All lines in the entries below that hold "type" make up the answer.
── Provided material
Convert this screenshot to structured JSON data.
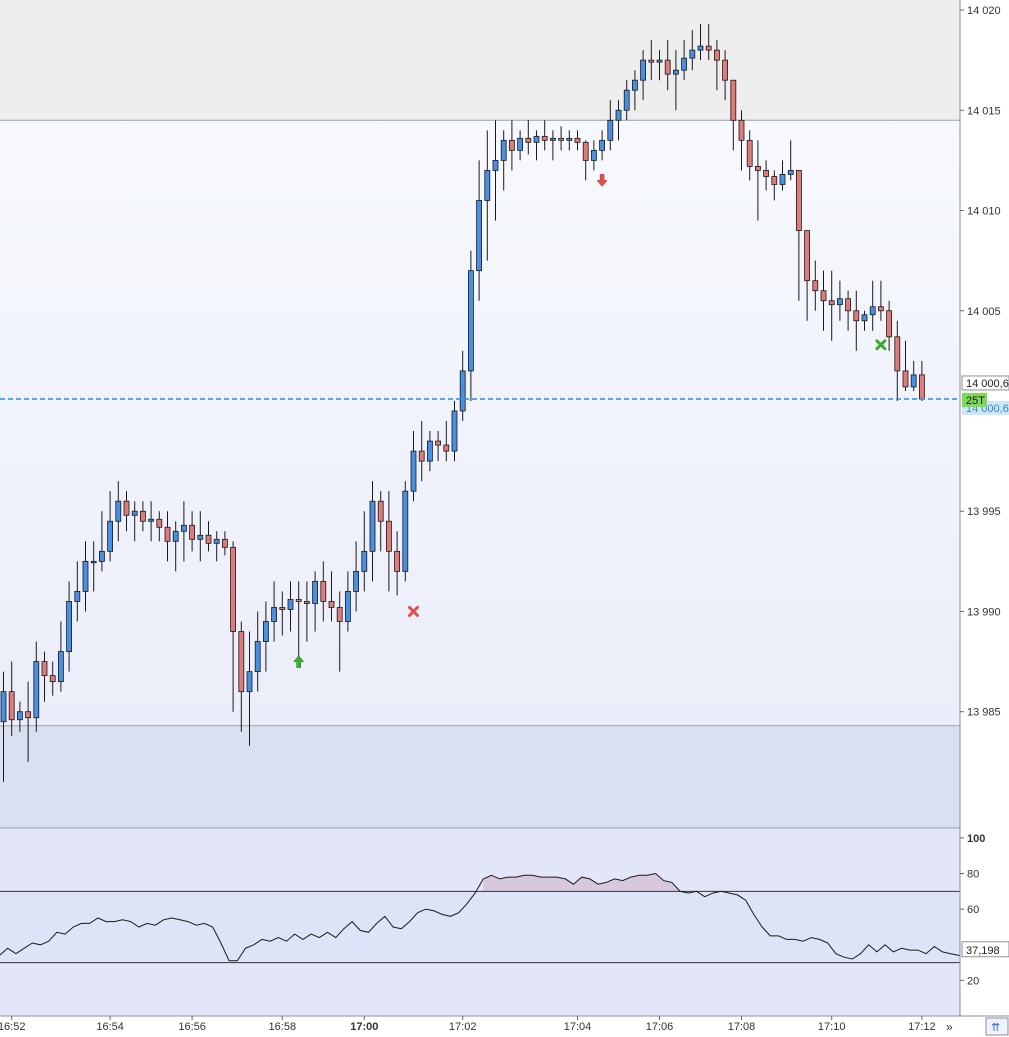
{
  "chart_data": [
    {
      "type": "candlestick",
      "symbol_tag": "25T",
      "y_ticks": [
        "14 020",
        "14 015",
        "14 010",
        "14 005",
        "13 995",
        "13 990",
        "13 985"
      ],
      "y_tick_values": [
        14020,
        14015,
        14010,
        14005,
        13995,
        13990,
        13985
      ],
      "ylim": [
        13979.2,
        14020.5
      ],
      "x_ticks": [
        {
          "label": "16:52",
          "bar": 1,
          "bold": false
        },
        {
          "label": "16:54",
          "bar": 13,
          "bold": false
        },
        {
          "label": "16:56",
          "bar": 23,
          "bold": false
        },
        {
          "label": "16:58",
          "bar": 34,
          "bold": false
        },
        {
          "label": "17:00",
          "bar": 44,
          "bold": true
        },
        {
          "label": "17:02",
          "bar": 56,
          "bold": false
        },
        {
          "label": "17:04",
          "bar": 70,
          "bold": false
        },
        {
          "label": "17:06",
          "bar": 80,
          "bold": false
        },
        {
          "label": "17:08",
          "bar": 90,
          "bold": false
        },
        {
          "label": "17:10",
          "bar": 101,
          "bold": false
        },
        {
          "label": "17:12",
          "bar": 112,
          "bold": false
        }
      ],
      "last_price": "14 000,6",
      "last_price_value": 14000.6,
      "upper_zone_from": 14014.5,
      "lower_zone_to": 13984.3,
      "colors": {
        "up": "#4a90e2",
        "down": "#e07b7b",
        "outline": "#1a1a1a",
        "level": "#2a8bd8",
        "tag": "#7ed957"
      },
      "candles": [
        [
          13984.5,
          13987.0,
          13981.5,
          13986.0
        ],
        [
          13986.0,
          13987.5,
          13983.8,
          13984.6
        ],
        [
          13984.6,
          13985.5,
          13984.0,
          13985.0
        ],
        [
          13985.0,
          13986.5,
          13982.5,
          13984.7
        ],
        [
          13984.7,
          13988.5,
          13984.0,
          13987.5
        ],
        [
          13987.5,
          13988.0,
          13985.5,
          13986.8
        ],
        [
          13986.8,
          13987.5,
          13985.8,
          13986.5
        ],
        [
          13986.5,
          13989.5,
          13986.0,
          13988.0
        ],
        [
          13988.0,
          13991.5,
          13987.0,
          13990.5
        ],
        [
          13990.5,
          13992.5,
          13989.5,
          13991.0
        ],
        [
          13991.0,
          13993.5,
          13990.0,
          13992.5
        ],
        [
          13992.5,
          13993.5,
          13991.0,
          13992.5
        ],
        [
          13992.5,
          13995.0,
          13992.0,
          13993.0
        ],
        [
          13993.0,
          13996.0,
          13992.5,
          13994.5
        ],
        [
          13994.5,
          13996.5,
          13993.5,
          13995.5
        ],
        [
          13995.5,
          13996.0,
          13994.0,
          13994.8
        ],
        [
          13994.8,
          13995.5,
          13993.5,
          13995.0
        ],
        [
          13995.0,
          13995.5,
          13994.0,
          13994.5
        ],
        [
          13994.5,
          13995.5,
          13993.5,
          13994.6
        ],
        [
          13994.6,
          13995.0,
          13993.5,
          13994.2
        ],
        [
          13994.2,
          13995.0,
          13992.5,
          13993.5
        ],
        [
          13993.5,
          13994.5,
          13992.0,
          13994.0
        ],
        [
          13994.0,
          13995.5,
          13992.5,
          13994.3
        ],
        [
          13994.3,
          13995.0,
          13993.0,
          13993.6
        ],
        [
          13993.6,
          13995.0,
          13992.5,
          13993.8
        ],
        [
          13993.8,
          13994.5,
          13993.0,
          13993.4
        ],
        [
          13993.4,
          13994.0,
          13992.5,
          13993.6
        ],
        [
          13993.6,
          13994.0,
          13992.8,
          13993.2
        ],
        [
          13993.2,
          13993.5,
          13985.0,
          13989.0
        ],
        [
          13989.0,
          13989.5,
          13984.0,
          13986.0
        ],
        [
          13986.0,
          13989.0,
          13983.3,
          13987.0
        ],
        [
          13987.0,
          13990.0,
          13986.0,
          13988.5
        ],
        [
          13988.5,
          13990.5,
          13987.0,
          13989.5
        ],
        [
          13989.5,
          13991.5,
          13988.5,
          13990.2
        ],
        [
          13990.2,
          13991.0,
          13988.8,
          13990.1
        ],
        [
          13990.1,
          13991.5,
          13989.0,
          13990.6
        ],
        [
          13990.6,
          13991.5,
          13987.5,
          13990.5
        ],
        [
          13990.5,
          13991.5,
          13988.5,
          13990.4
        ],
        [
          13990.4,
          13992.0,
          13989.0,
          13991.5
        ],
        [
          13991.5,
          13992.5,
          13989.5,
          13990.5
        ],
        [
          13990.5,
          13992.0,
          13989.5,
          13990.2
        ],
        [
          13990.2,
          13991.0,
          13987.0,
          13989.5
        ],
        [
          13989.5,
          13992.0,
          13989.0,
          13991.0
        ],
        [
          13991.0,
          13993.5,
          13990.0,
          13992.0
        ],
        [
          13992.0,
          13995.0,
          13991.0,
          13993.0
        ],
        [
          13993.0,
          13996.5,
          13991.5,
          13995.5
        ],
        [
          13995.5,
          13996.0,
          13993.0,
          13994.5
        ],
        [
          13994.5,
          13996.0,
          13991.0,
          13993.0
        ],
        [
          13993.0,
          13994.0,
          13990.8,
          13992.0
        ],
        [
          13992.0,
          13996.5,
          13991.5,
          13996.0
        ],
        [
          13996.0,
          13999.0,
          13995.5,
          13998.0
        ],
        [
          13998.0,
          13999.5,
          13996.5,
          13997.5
        ],
        [
          13997.5,
          13999.0,
          13997.0,
          13998.5
        ],
        [
          13998.5,
          13999.0,
          13997.5,
          13998.3
        ],
        [
          13998.3,
          13999.5,
          13997.5,
          13998.0
        ],
        [
          13998.0,
          14000.5,
          13997.5,
          14000.0
        ],
        [
          14000.0,
          14003.0,
          13999.5,
          14002.0
        ],
        [
          14002.0,
          14008.0,
          14000.5,
          14007.0
        ],
        [
          14007.0,
          14012.5,
          14005.5,
          14010.5
        ],
        [
          14010.5,
          14014.0,
          14007.5,
          14012.0
        ],
        [
          14012.0,
          14014.5,
          14009.5,
          14012.5
        ],
        [
          14012.5,
          14014.0,
          14011.0,
          14013.5
        ],
        [
          14013.5,
          14014.5,
          14012.0,
          14013.0
        ],
        [
          14013.0,
          14014.0,
          14012.5,
          14013.6
        ],
        [
          14013.6,
          14014.5,
          14012.8,
          14013.4
        ],
        [
          14013.4,
          14014.0,
          14012.5,
          14013.7
        ],
        [
          14013.7,
          14014.5,
          14013.0,
          14013.5
        ],
        [
          14013.5,
          14014.0,
          14012.5,
          14013.6
        ],
        [
          14013.6,
          14014.2,
          14013.0,
          14013.5
        ],
        [
          14013.5,
          14014.0,
          14013.0,
          14013.6
        ],
        [
          14013.6,
          14014.0,
          14013.0,
          14013.4
        ],
        [
          14013.4,
          14013.5,
          14011.5,
          14012.5
        ],
        [
          14012.5,
          14013.5,
          14012.0,
          14013.0
        ],
        [
          14013.0,
          14014.0,
          14012.5,
          14013.5
        ],
        [
          14013.5,
          14015.5,
          14013.0,
          14014.5
        ],
        [
          14014.5,
          14015.5,
          14013.5,
          14015.0
        ],
        [
          14015.0,
          14016.5,
          14014.5,
          14016.0
        ],
        [
          14016.0,
          14017.0,
          14015.0,
          14016.5
        ],
        [
          14016.5,
          14018.0,
          14015.5,
          14017.5
        ],
        [
          14017.5,
          14018.5,
          14016.5,
          14017.4
        ],
        [
          14017.4,
          14018.0,
          14016.5,
          14017.5
        ],
        [
          14017.5,
          14018.5,
          14016.0,
          14016.8
        ],
        [
          14016.8,
          14018.0,
          14015.0,
          14017.0
        ],
        [
          14017.0,
          14018.5,
          14016.5,
          14017.6
        ],
        [
          14017.6,
          14019.0,
          14017.0,
          14018.0
        ],
        [
          14018.0,
          14019.3,
          14017.5,
          14018.2
        ],
        [
          14018.2,
          14019.3,
          14017.5,
          14018.0
        ],
        [
          14018.0,
          14018.5,
          14016.0,
          14017.5
        ],
        [
          14017.5,
          14018.0,
          14015.5,
          14016.5
        ],
        [
          14016.5,
          14016.5,
          14013.0,
          14014.5
        ],
        [
          14014.5,
          14015.0,
          14012.0,
          14013.5
        ],
        [
          14013.5,
          14014.0,
          14011.5,
          14012.2
        ],
        [
          14012.2,
          14013.5,
          14009.5,
          14012.0
        ],
        [
          14012.0,
          14012.5,
          14011.0,
          14011.7
        ],
        [
          14011.7,
          14012.0,
          14010.5,
          14011.3
        ],
        [
          14011.3,
          14012.5,
          14011.0,
          14011.8
        ],
        [
          14011.8,
          14013.5,
          14011.5,
          14012.0
        ],
        [
          14012.0,
          14012.0,
          14005.5,
          14009.0
        ],
        [
          14009.0,
          14009.0,
          14004.5,
          14006.5
        ],
        [
          14006.5,
          14007.5,
          14005.0,
          14006.0
        ],
        [
          14006.0,
          14007.0,
          14004.0,
          14005.5
        ],
        [
          14005.5,
          14007.0,
          14003.5,
          14005.3
        ],
        [
          14005.3,
          14006.5,
          14004.5,
          14005.6
        ],
        [
          14005.6,
          14006.0,
          14004.0,
          14005.0
        ],
        [
          14005.0,
          14006.0,
          14003.0,
          14004.5
        ],
        [
          14004.5,
          14005.0,
          14004.0,
          14004.8
        ],
        [
          14004.8,
          14006.5,
          14004.0,
          14005.2
        ],
        [
          14005.2,
          14006.5,
          14004.5,
          14005.0
        ],
        [
          14005.0,
          14005.5,
          14003.0,
          14003.7
        ],
        [
          14003.7,
          14004.5,
          14000.5,
          14002.0
        ],
        [
          14002.0,
          14003.5,
          14001.0,
          14001.2
        ],
        [
          14001.2,
          14002.5,
          14001.0,
          14001.8
        ],
        [
          14001.8,
          14002.5,
          14000.5,
          14000.6
        ]
      ],
      "annotations": [
        {
          "type": "buy-arrow",
          "bar": 36,
          "price": 13987.5,
          "color": "#3aaa35"
        },
        {
          "type": "sell-arrow",
          "bar": 73,
          "price": 14011.5,
          "color": "#e05050"
        },
        {
          "type": "cross",
          "bar": 50,
          "price": 13990.0,
          "color": "#e05050"
        },
        {
          "type": "cross",
          "bar": 107,
          "price": 14003.3,
          "color": "#3aaa35"
        }
      ]
    },
    {
      "type": "line",
      "y_ticks": [
        "100",
        "80",
        "60",
        "20"
      ],
      "y_tick_values": [
        100,
        80,
        60,
        20
      ],
      "ylim": [
        0,
        105
      ],
      "upper_band": 70,
      "lower_band": 30,
      "last_value": "37,198",
      "last_value_num": 37.198,
      "colors": {
        "line": "#1a1a1a",
        "band": "#333333",
        "fill": "#d8c8de",
        "fill_stroke": "#9a7fa8"
      },
      "values": [
        34,
        38,
        35,
        38,
        41,
        40,
        42,
        47,
        46,
        50,
        52,
        52,
        55,
        53,
        53,
        54,
        53,
        50,
        52,
        51,
        54,
        55,
        54,
        53,
        51,
        52,
        50,
        41,
        31,
        31,
        38,
        40,
        43,
        42,
        44,
        42,
        46,
        43,
        46,
        44,
        47,
        44,
        49,
        53,
        48,
        47,
        52,
        56,
        50,
        49,
        53,
        58,
        60,
        59,
        57,
        56,
        58,
        63,
        69,
        77,
        79,
        77,
        78,
        78,
        79,
        79,
        78,
        78,
        78,
        77,
        74,
        78,
        77,
        74,
        75,
        77,
        76,
        78,
        79,
        79,
        80,
        76,
        75,
        70,
        69,
        70,
        67,
        69,
        70,
        69,
        68,
        65,
        57,
        50,
        45,
        45,
        43,
        43,
        42,
        44,
        43,
        41,
        35,
        33,
        32,
        35,
        40,
        36,
        40,
        36,
        38,
        37,
        37,
        35,
        39,
        36,
        35,
        34,
        35,
        37,
        35,
        37,
        36,
        37
      ]
    }
  ],
  "ui": {
    "scroll_right_label": "»",
    "expand_label": "⇈"
  }
}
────
## The answer
      "type": "candlestick",
          "type": "buy-arrow",
          "type": "sell-arrow",
          "type": "cross",
          "type": "cross",
      "type": "line",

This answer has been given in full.